“This is our chance to impress these lieutenants before they make the choice of what [millitary occupancy specialty] they want to be. This is our chance to show them what we do. I want to impress them and make a lieutenant want to be an artilleryman,” said Mahaffey, whose former battery commander decided he wanted to be an artillery officer during the same evolution that he now oversees.

Beyond trying to produce the next generation of artillery officers, the work AIB does with the lieutenants builds better enlisted-commissioned relationships and, in turn, officers are better equipped to lead.

“That’s what enlisted instruction at TBS is all about,” Mahaffey said. “It gives these junior officers a chance to ask about the noncommissioned officers’ and platoon commander’s relationship.”

The most asked question, according to Sgt. Zachary Myers, Gun 2 section chief, is what is expected of a good platoon commander by his enlisted platoon. Myers, who has had four years of experience in the Fleet Marine Force, gladly answers questions like this, because it gives him a sense of responsibility.

“I’m setting up fellow NCOs and fellow Marines with great lieutenants,” said Myers. “I know what makes a good platoon commander. When they come down to the gun line I like to pass that knowledge.”

Sgt. Jeffrey Williams, one of the Marines servicing Gun 2, feels similar to Myers about his instructor duties.

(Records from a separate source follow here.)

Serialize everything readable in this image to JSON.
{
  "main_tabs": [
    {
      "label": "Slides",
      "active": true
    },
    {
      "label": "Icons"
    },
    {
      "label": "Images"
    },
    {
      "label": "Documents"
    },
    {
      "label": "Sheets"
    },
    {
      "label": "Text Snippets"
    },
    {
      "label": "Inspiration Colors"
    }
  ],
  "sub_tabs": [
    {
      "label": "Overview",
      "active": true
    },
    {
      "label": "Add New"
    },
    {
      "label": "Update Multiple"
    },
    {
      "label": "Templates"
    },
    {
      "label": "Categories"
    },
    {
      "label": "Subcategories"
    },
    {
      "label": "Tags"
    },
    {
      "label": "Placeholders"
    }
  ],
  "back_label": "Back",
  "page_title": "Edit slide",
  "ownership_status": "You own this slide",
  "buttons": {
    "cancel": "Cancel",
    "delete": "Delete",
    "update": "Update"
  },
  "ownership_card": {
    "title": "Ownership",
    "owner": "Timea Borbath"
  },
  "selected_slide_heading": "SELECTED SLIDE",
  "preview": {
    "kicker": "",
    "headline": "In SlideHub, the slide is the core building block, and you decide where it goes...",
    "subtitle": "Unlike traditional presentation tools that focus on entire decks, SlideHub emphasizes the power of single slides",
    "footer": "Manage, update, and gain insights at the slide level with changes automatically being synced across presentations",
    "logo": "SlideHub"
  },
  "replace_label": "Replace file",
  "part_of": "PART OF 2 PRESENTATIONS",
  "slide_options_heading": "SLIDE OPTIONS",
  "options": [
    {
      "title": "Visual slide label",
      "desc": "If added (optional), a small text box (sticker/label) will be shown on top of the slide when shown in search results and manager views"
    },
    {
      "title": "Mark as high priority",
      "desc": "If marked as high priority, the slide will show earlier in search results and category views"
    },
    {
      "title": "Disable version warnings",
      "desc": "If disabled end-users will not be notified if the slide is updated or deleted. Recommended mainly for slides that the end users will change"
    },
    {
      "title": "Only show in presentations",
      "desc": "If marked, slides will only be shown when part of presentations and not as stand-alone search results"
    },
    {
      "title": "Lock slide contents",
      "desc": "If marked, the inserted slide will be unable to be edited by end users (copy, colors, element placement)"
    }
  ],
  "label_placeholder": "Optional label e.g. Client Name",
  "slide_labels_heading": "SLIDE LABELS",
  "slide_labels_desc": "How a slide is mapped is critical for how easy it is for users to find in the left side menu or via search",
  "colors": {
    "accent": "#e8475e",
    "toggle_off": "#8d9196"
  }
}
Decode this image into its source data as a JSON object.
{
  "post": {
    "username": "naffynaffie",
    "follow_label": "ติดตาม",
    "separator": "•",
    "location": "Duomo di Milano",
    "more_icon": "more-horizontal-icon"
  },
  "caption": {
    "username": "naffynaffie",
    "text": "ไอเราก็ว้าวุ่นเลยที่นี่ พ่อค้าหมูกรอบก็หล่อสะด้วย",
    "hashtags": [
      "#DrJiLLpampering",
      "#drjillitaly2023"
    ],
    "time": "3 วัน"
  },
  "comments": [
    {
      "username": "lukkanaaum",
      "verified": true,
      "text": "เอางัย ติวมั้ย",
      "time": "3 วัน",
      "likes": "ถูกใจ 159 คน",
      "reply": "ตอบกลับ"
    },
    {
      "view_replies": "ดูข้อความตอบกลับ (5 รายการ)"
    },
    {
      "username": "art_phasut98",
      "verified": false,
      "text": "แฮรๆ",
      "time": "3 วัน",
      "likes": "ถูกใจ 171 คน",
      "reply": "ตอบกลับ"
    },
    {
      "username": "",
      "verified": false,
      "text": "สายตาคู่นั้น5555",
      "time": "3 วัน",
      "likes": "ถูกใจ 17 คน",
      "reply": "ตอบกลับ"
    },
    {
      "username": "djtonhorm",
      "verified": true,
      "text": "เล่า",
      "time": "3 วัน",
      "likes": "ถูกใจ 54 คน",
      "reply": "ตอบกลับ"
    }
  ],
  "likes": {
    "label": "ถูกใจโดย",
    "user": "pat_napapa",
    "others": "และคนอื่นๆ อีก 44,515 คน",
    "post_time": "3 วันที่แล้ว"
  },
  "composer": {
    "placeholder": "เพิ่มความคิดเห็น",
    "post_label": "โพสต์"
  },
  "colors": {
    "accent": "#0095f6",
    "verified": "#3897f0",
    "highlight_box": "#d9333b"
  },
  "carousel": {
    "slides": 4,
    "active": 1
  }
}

“I get to see my product when I get back to the fleet,” Williams said. “As an NCO, I reap the benefits of what we do here when I get back out to the fleet.”

The Marines of AIB showcase the powerful weapons of the Marine Corps arsenal while teaching the new lieutenants about effective leadership. Not only are these artillerymen the kings of battle, but they are one of the first stepping stones of leadership.


Marine Corps Base Quantico